## Assignment
If a line of the records contains the word "that", list it.

Excerpts from a dataset
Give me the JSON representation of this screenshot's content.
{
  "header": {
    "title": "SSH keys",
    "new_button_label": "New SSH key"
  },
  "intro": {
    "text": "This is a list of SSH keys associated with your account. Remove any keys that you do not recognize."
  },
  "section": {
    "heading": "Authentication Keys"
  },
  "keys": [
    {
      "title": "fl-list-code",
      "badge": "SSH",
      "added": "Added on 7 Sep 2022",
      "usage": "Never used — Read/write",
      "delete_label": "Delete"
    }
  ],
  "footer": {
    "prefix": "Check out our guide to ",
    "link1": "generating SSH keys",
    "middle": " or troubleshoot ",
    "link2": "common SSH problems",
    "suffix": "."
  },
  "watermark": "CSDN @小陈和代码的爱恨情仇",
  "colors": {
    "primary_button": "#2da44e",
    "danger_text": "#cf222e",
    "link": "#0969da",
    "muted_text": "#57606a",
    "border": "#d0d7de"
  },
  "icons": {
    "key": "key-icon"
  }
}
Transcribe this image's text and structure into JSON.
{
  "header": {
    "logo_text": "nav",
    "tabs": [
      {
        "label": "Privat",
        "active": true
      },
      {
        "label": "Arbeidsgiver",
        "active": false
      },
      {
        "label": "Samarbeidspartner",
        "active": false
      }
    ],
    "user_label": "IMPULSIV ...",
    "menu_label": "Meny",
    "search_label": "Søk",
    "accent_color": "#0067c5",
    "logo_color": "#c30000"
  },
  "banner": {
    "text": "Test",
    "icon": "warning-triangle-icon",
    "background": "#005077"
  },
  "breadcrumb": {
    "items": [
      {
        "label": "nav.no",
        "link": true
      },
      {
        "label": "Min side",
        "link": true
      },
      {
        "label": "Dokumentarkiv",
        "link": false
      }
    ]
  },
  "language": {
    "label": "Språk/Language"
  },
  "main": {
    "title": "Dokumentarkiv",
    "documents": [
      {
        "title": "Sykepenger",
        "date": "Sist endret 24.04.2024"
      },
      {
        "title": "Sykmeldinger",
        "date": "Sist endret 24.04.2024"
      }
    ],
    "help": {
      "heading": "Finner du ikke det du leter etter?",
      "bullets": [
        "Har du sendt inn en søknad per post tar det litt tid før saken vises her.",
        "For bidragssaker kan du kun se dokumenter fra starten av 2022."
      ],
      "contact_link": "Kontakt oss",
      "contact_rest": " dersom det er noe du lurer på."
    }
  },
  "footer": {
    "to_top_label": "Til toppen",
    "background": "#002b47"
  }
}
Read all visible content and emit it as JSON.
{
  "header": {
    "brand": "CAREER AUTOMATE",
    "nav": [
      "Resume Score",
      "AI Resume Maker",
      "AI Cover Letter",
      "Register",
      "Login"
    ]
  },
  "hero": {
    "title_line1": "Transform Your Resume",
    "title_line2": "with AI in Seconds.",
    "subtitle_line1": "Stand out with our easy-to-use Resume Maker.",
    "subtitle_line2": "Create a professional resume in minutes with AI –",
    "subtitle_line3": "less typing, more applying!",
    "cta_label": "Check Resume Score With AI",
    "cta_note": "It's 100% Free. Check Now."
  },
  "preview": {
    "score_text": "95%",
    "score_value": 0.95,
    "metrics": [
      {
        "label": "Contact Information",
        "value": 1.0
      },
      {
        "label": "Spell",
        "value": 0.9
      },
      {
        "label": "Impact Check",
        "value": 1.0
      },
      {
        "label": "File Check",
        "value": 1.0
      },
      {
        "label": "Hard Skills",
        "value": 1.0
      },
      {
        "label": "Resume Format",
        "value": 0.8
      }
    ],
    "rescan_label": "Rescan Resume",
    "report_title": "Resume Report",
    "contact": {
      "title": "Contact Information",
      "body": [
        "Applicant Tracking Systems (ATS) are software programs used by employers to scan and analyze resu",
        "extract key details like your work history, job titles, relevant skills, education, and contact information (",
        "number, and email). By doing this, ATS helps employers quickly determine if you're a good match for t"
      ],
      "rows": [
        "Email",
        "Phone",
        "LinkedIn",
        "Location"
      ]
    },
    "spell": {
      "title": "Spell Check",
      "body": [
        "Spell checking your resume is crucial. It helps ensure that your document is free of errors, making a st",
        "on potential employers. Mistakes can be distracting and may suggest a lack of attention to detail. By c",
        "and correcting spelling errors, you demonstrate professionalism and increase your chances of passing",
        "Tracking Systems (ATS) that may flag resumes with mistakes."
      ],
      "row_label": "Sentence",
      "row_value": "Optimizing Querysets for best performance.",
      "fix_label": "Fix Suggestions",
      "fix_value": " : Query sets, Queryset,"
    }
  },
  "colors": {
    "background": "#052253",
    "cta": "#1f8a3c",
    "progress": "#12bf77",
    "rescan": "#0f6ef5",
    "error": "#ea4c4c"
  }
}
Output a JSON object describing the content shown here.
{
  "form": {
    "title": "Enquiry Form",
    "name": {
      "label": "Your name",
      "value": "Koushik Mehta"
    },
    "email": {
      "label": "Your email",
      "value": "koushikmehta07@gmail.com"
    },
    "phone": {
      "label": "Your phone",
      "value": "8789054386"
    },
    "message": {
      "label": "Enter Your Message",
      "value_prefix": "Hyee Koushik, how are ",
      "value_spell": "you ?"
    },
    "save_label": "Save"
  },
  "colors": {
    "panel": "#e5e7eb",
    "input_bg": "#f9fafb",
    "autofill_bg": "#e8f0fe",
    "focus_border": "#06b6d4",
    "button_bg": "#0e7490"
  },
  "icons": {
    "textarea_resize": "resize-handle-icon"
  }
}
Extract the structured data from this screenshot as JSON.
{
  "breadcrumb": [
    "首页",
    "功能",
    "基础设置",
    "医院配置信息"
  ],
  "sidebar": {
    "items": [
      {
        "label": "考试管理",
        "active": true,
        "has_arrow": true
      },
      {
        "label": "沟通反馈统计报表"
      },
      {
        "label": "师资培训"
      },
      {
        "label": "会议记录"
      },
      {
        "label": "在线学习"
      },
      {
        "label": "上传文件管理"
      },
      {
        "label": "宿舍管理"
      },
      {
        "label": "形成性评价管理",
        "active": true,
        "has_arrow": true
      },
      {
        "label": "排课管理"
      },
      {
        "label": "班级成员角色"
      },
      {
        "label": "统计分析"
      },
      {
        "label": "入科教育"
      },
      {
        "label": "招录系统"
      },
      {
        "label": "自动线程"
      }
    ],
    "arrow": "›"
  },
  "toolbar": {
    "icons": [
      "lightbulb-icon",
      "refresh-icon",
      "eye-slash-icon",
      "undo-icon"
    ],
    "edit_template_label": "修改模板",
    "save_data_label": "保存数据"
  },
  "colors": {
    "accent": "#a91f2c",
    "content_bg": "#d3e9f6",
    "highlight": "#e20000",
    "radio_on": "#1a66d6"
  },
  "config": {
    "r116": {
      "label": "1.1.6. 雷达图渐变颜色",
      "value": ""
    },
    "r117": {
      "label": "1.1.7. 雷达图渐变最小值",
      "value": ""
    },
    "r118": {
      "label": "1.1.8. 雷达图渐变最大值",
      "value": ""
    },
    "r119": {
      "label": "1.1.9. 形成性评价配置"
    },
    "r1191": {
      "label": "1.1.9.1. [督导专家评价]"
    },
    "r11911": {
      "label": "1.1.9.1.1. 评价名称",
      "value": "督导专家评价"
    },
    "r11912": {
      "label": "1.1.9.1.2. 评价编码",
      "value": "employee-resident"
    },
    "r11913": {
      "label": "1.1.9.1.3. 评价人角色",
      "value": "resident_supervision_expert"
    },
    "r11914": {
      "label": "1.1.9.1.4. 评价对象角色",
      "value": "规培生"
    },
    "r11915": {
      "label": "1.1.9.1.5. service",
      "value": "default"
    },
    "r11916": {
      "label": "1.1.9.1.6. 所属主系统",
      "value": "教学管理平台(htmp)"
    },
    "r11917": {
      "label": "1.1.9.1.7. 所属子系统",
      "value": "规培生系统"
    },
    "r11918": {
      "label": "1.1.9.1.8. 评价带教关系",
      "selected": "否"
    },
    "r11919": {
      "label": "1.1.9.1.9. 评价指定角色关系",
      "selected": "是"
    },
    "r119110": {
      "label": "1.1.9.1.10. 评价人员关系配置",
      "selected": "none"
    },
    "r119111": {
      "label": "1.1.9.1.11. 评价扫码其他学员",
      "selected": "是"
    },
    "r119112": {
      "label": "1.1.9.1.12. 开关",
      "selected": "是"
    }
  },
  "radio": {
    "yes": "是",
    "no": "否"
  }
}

## Reply
    "text": "This is a list of SSH keys associated with your account. Remove any keys that you do not recognize."
        "Spell checking your resume is crucial. It helps ensure that your document is free of errors, making a st",
        "Tracking Systems (ATS) that may flag resumes with mistakes."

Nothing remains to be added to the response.